- [WHAT THE EXERCISE ASKS]
Work through the lines of the material below, note those with the word "values", and give their number, nothing else.

- [DATA FOR ANALYSIS]
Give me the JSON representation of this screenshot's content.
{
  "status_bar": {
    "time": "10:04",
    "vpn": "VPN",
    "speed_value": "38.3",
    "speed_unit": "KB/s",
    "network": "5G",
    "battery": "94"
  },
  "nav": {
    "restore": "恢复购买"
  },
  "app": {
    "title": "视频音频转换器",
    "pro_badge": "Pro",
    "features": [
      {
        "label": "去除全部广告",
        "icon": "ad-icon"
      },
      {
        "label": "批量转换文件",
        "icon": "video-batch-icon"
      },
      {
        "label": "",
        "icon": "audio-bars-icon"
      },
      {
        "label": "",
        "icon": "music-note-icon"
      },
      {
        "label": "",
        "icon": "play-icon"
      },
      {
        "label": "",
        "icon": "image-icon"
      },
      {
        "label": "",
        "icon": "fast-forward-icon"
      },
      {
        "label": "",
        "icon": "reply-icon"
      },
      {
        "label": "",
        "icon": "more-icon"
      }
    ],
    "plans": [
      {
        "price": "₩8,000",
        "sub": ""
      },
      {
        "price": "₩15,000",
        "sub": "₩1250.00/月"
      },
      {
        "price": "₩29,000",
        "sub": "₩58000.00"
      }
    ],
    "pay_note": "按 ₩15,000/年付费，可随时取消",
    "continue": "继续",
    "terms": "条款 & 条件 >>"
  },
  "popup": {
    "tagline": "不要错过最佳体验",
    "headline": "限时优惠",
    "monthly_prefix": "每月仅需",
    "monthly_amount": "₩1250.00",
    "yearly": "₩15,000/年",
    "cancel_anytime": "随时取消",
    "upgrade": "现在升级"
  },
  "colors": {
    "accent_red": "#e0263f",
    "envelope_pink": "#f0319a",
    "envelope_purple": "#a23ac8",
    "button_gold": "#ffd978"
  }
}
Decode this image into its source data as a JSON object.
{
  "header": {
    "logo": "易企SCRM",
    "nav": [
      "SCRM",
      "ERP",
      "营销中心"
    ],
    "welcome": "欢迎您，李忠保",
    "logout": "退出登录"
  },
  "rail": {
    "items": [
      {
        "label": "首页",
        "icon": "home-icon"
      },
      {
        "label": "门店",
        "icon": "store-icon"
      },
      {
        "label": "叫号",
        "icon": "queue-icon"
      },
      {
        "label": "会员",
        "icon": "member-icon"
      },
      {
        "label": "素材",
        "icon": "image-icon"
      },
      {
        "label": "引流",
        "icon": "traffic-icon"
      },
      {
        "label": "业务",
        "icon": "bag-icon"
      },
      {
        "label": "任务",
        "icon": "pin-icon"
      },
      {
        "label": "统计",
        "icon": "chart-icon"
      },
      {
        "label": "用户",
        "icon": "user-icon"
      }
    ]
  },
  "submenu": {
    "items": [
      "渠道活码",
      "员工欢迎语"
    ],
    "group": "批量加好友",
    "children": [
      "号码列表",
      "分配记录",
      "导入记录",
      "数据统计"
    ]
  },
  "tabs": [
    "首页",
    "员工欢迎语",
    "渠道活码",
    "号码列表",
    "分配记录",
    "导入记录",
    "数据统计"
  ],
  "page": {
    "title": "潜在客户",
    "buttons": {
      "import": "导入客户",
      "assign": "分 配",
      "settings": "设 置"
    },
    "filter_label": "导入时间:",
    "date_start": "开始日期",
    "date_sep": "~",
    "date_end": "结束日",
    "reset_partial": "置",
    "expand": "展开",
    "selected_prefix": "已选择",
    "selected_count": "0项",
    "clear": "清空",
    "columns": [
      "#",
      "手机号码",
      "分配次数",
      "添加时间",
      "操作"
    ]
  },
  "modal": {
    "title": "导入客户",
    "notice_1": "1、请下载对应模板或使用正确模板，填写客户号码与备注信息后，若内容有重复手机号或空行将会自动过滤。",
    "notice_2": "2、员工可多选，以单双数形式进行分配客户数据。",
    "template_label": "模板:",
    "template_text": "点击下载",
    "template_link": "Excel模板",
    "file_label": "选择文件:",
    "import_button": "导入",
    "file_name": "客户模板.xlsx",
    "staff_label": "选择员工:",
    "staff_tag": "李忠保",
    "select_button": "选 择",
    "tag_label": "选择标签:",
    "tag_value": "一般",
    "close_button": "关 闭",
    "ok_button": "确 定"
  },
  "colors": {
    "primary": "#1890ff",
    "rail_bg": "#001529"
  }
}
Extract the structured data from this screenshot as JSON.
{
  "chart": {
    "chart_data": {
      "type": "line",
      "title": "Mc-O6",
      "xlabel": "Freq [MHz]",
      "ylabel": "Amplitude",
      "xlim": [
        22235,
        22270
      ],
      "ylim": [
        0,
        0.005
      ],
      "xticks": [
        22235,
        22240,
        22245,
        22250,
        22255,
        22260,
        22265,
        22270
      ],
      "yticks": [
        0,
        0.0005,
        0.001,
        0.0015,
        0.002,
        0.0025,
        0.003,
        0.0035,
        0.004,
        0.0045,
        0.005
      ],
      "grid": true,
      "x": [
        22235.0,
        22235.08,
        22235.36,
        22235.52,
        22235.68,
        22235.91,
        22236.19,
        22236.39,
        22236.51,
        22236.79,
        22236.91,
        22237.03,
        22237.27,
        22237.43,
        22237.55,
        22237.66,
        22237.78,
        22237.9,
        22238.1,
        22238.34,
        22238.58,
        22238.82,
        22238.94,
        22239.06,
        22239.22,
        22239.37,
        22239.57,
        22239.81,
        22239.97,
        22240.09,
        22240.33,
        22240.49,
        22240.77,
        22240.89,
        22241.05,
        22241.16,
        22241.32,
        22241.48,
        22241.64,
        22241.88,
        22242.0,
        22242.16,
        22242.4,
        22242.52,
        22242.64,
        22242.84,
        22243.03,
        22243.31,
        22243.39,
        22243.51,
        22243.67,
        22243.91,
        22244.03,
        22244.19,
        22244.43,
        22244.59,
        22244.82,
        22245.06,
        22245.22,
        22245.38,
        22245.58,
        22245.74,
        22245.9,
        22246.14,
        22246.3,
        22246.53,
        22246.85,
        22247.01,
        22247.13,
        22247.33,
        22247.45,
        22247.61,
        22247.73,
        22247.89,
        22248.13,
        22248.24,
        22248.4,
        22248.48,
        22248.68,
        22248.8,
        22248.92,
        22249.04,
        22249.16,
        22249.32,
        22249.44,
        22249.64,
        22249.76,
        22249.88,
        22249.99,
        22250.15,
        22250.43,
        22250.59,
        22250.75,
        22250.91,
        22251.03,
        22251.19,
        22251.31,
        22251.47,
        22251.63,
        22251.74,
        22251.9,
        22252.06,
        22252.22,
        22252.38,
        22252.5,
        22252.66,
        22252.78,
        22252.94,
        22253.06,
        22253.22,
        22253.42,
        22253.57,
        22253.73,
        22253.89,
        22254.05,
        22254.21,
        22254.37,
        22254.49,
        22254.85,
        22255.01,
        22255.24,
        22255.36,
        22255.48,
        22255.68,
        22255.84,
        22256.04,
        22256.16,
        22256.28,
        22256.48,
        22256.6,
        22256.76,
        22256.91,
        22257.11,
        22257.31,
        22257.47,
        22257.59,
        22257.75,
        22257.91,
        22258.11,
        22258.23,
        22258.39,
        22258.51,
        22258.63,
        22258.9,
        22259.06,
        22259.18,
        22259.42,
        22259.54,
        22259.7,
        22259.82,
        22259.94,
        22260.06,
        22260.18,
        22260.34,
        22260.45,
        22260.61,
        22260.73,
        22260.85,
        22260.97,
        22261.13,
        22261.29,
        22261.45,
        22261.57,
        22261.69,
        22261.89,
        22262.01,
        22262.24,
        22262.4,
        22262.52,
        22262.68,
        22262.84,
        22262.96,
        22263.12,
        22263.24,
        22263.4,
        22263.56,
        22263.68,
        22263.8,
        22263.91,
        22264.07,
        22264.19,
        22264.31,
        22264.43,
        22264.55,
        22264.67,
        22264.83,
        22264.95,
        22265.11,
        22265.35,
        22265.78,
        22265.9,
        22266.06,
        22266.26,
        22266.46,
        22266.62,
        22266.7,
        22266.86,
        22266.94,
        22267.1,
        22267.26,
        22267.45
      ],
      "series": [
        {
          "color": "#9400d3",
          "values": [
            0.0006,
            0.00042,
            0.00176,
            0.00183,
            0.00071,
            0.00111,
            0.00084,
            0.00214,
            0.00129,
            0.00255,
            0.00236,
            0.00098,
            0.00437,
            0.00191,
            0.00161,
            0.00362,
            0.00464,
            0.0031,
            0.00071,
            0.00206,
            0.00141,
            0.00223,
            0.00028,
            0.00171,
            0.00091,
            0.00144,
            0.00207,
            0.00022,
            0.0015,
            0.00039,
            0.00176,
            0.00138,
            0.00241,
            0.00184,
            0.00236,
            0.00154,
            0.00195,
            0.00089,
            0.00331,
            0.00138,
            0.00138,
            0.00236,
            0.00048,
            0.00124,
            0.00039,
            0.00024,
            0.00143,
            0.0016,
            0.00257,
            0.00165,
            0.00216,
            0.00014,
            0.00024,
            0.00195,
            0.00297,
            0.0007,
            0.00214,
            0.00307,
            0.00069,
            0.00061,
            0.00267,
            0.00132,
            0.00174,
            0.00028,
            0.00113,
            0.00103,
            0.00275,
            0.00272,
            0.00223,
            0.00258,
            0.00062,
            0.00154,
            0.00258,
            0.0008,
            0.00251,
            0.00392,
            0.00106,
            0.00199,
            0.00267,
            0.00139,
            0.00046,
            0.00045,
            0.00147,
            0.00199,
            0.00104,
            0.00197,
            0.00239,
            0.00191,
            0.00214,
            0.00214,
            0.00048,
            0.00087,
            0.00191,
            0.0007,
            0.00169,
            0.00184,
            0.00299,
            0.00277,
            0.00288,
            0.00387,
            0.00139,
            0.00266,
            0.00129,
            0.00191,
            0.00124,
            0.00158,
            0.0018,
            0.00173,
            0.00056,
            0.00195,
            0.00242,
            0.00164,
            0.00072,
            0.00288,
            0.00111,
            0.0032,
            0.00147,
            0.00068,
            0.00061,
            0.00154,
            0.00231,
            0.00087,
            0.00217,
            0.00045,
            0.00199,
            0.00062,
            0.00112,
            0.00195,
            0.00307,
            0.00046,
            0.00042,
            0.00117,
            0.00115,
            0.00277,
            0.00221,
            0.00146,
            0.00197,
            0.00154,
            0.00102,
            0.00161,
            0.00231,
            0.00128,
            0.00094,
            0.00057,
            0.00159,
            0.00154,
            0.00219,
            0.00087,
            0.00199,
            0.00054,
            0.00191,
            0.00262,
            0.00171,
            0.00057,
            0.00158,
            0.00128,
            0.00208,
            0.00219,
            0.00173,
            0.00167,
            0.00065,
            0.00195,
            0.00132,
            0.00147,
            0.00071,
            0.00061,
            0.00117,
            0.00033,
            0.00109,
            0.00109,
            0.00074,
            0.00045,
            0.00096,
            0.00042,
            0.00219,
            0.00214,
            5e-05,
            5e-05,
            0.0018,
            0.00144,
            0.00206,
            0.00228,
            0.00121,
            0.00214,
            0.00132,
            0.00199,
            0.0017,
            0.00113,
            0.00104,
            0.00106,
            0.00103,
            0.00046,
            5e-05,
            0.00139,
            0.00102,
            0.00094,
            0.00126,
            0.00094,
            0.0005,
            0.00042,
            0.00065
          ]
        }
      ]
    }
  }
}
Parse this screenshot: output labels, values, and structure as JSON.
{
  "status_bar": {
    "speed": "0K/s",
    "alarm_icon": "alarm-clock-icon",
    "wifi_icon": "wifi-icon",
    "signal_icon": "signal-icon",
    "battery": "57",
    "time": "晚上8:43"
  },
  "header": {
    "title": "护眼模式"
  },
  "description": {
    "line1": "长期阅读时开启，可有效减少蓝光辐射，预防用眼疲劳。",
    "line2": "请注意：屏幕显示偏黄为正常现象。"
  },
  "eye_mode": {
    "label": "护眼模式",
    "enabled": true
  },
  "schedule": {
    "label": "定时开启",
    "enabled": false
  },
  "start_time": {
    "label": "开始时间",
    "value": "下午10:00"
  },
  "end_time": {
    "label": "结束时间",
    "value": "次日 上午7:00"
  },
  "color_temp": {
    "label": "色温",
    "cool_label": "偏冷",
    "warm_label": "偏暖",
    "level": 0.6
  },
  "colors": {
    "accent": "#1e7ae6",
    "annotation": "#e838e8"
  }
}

- [RESULT OF THIS TASK]
2